In the data below, count every line that holds the string "content" and reply with the number alone.

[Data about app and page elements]
⟨

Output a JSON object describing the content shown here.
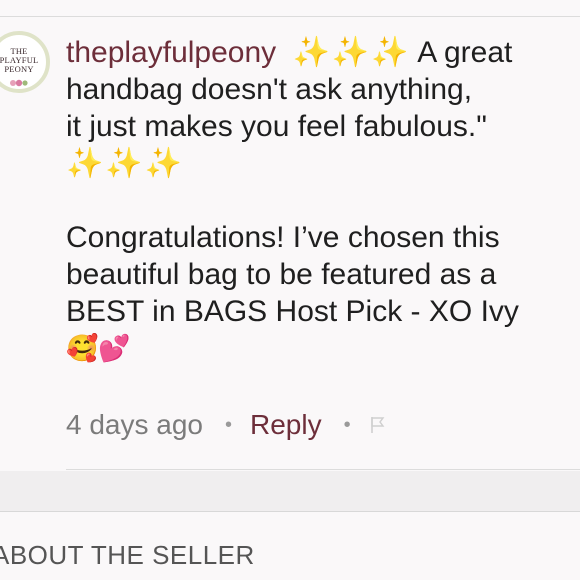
{
  "avatar": {
    "line1": "THE",
    "line2": "PLAYFUL",
    "line3": "PEONY"
  },
  "comment": {
    "username": "theplayfulpeony",
    "sparkles_lead": "✨✨✨",
    "text_line1": "A great",
    "text_line2": "handbag doesn't ask anything,",
    "text_line3": "it just makes you feel fabulous.\"",
    "sparkles_trail": "✨✨✨",
    "para2_line1": "Congratulations! I’ve chosen this",
    "para2_line2": "beautiful bag to be featured as a",
    "para2_line3": "BEST in BAGS Host Pick - XO Ivy",
    "emojis": "🥰💕"
  },
  "meta": {
    "time": "4 days ago",
    "separator": "•",
    "reply": "Reply"
  },
  "section": {
    "title": "ABOUT THE SELLER"
  },
  "colors": {
    "username": "#6d2e3a",
    "reply": "#6d2e3a",
    "sparkle": "#f2c94c",
    "background": "#faf8f9"
  }
}
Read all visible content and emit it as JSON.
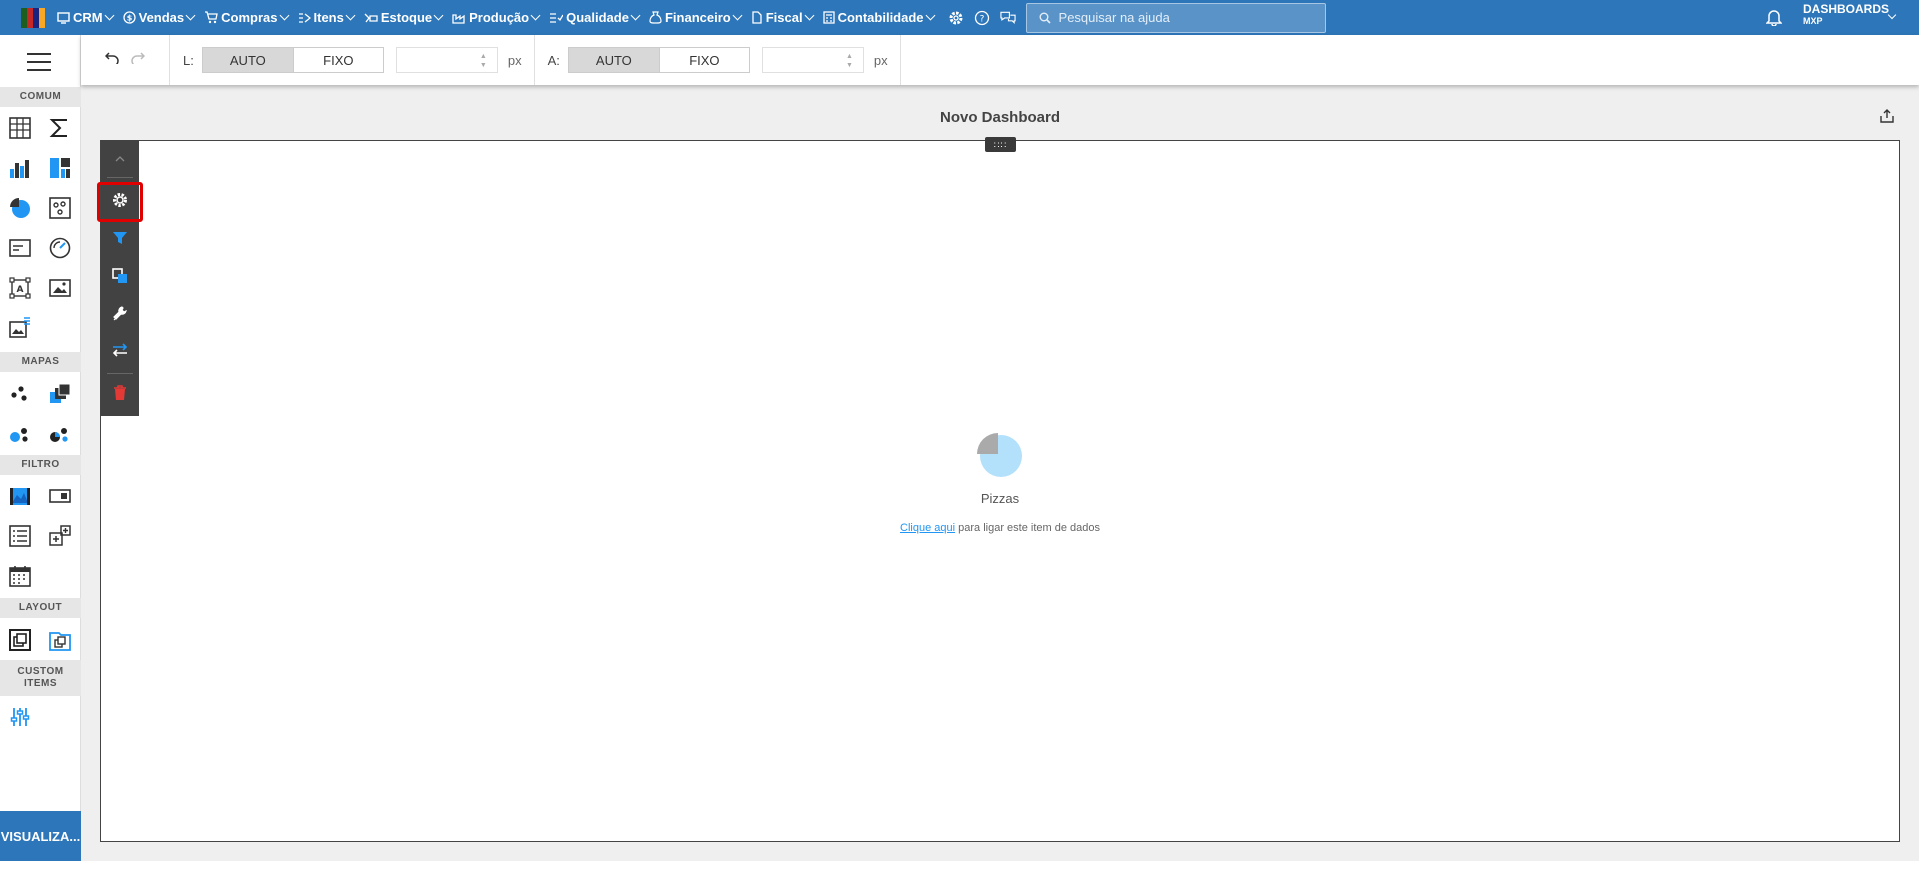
{
  "nav": {
    "items": [
      {
        "label": "CRM",
        "icon": "crm-icon"
      },
      {
        "label": "Vendas",
        "icon": "dollar-icon"
      },
      {
        "label": "Compras",
        "icon": "cart-icon"
      },
      {
        "label": "Itens",
        "icon": "items-icon"
      },
      {
        "label": "Estoque",
        "icon": "truck-icon"
      },
      {
        "label": "Produção",
        "icon": "factory-icon"
      },
      {
        "label": "Qualidade",
        "icon": "quality-icon"
      },
      {
        "label": "Financeiro",
        "icon": "money-bag-icon"
      },
      {
        "label": "Fiscal",
        "icon": "document-icon"
      },
      {
        "label": "Contabilidade",
        "icon": "calculator-icon"
      }
    ],
    "search_placeholder": "Pesquisar na ajuda",
    "user_title": "DASHBOARDS",
    "user_sub": "MXP"
  },
  "sidebar": {
    "sections": {
      "comum": "COMUM",
      "mapas": "MAPAS",
      "filtro": "FILTRO",
      "layout": "LAYOUT",
      "custom": "CUSTOM ITEMS"
    },
    "visualiza_label": "VISUALIZA..."
  },
  "toolbar": {
    "width_label": "L:",
    "height_label": "A:",
    "auto": "AUTO",
    "fixo": "FIXO",
    "unit": "px"
  },
  "dashboard": {
    "title": "Novo Dashboard",
    "item_name": "Pizzas",
    "link_text": "Clique aqui",
    "hint_rest": " para ligar este item de dados"
  },
  "colors": {
    "brand": "#2d76b9",
    "accent": "#2196f3",
    "highlight": "#e00000",
    "delete": "#e53935"
  }
}
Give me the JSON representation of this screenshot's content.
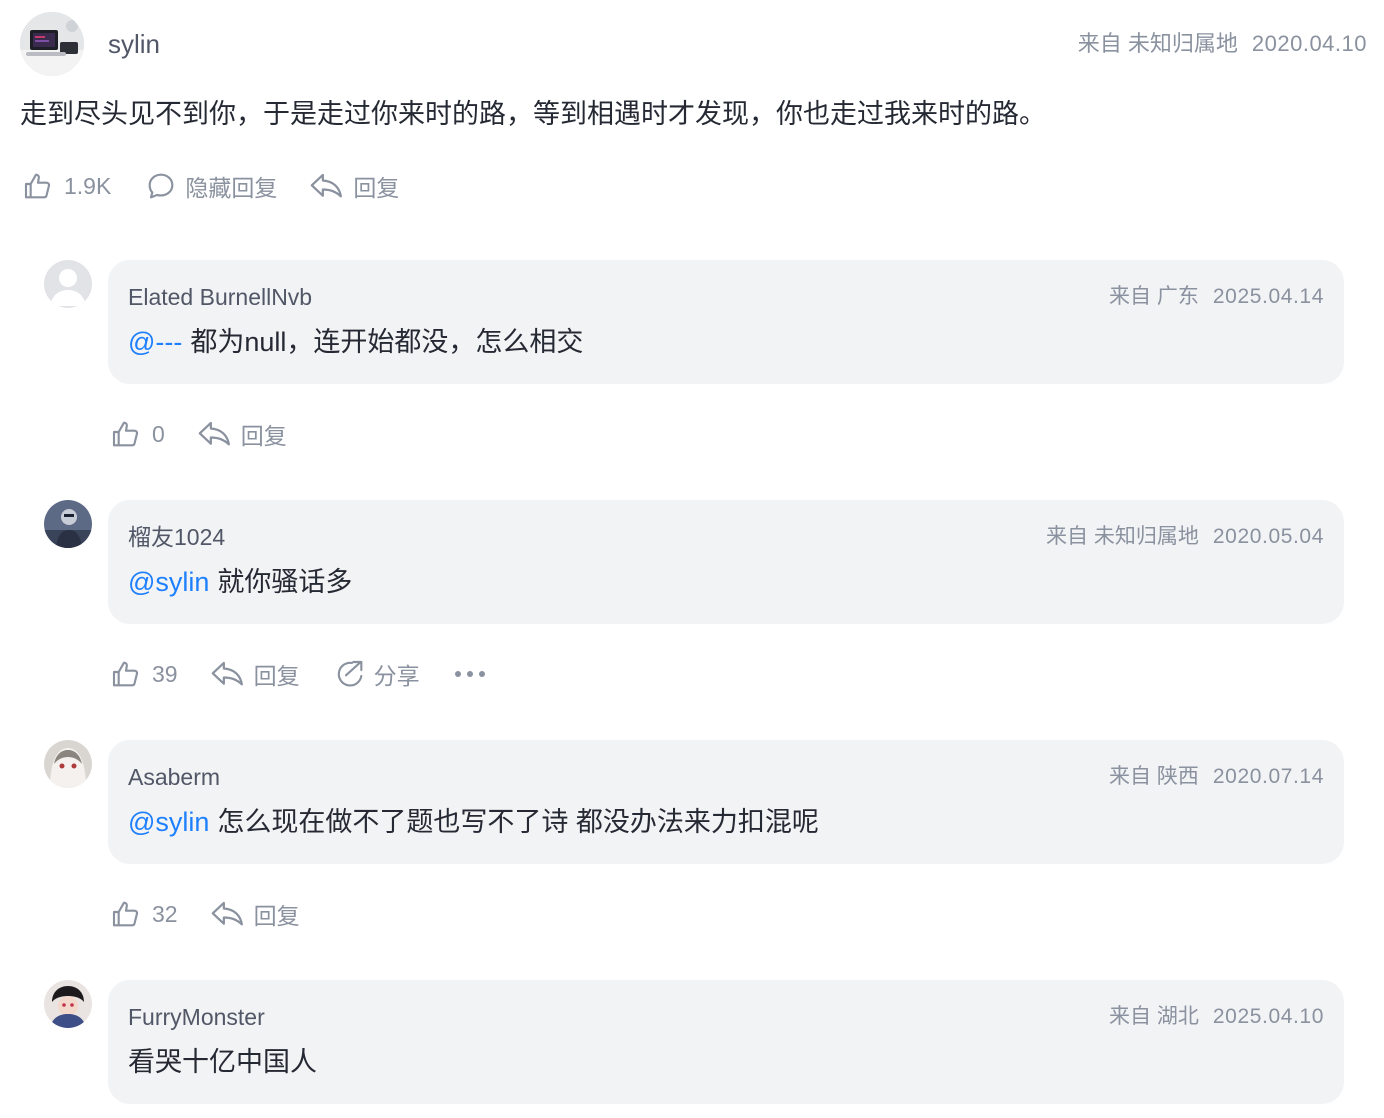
{
  "colors": {
    "link": "#1e80ff",
    "muted": "#8a919f",
    "bubble": "#f2f3f5",
    "text": "#252933"
  },
  "main_comment": {
    "author": "sylin",
    "location": "来自 未知归属地",
    "date": "2020.04.10",
    "text": "走到尽头见不到你，于是走过你来时的路，等到相遇时才发现，你也走过我来时的路。",
    "likes": "1.9K",
    "hide_replies_label": "隐藏回复",
    "reply_label": "回复"
  },
  "replies": [
    {
      "author": "Elated BurnellNvb",
      "location": "来自 广东",
      "date": "2025.04.14",
      "mention": "@---",
      "text": "都为null，连开始都没，怎么相交",
      "likes": "0",
      "reply_label": "回复"
    },
    {
      "author": "榴友1024",
      "location": "来自 未知归属地",
      "date": "2020.05.04",
      "mention": "@sylin",
      "text": "就你骚话多",
      "likes": "39",
      "reply_label": "回复",
      "share_label": "分享",
      "more_icon": "more-dots-icon"
    },
    {
      "author": "Asaberm",
      "location": "来自 陕西",
      "date": "2020.07.14",
      "mention": "@sylin",
      "text": "怎么现在做不了题也写不了诗 都没办法来力扣混呢",
      "likes": "32",
      "reply_label": "回复"
    },
    {
      "author": "FurryMonster",
      "location": "来自 湖北",
      "date": "2025.04.10",
      "mention": "",
      "text": "看哭十亿中国人"
    }
  ]
}
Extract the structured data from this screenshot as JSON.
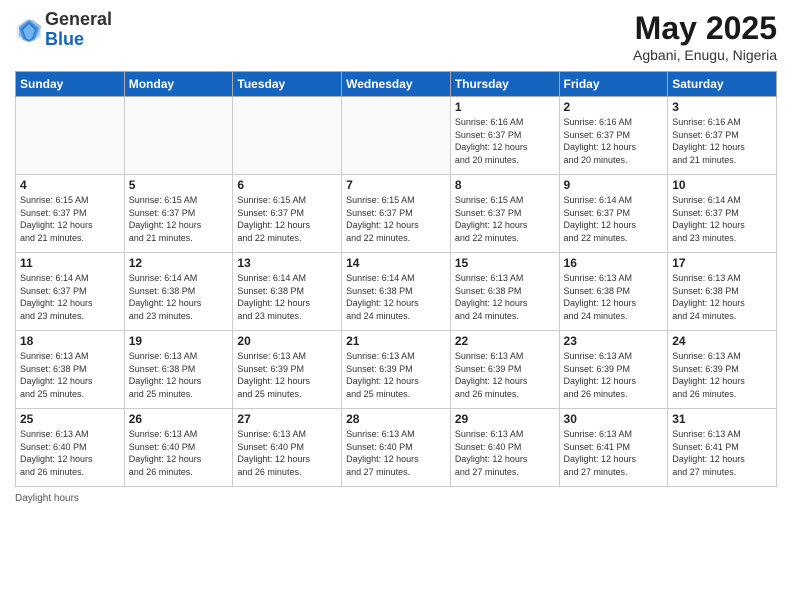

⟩

RESPONSE AREA:
3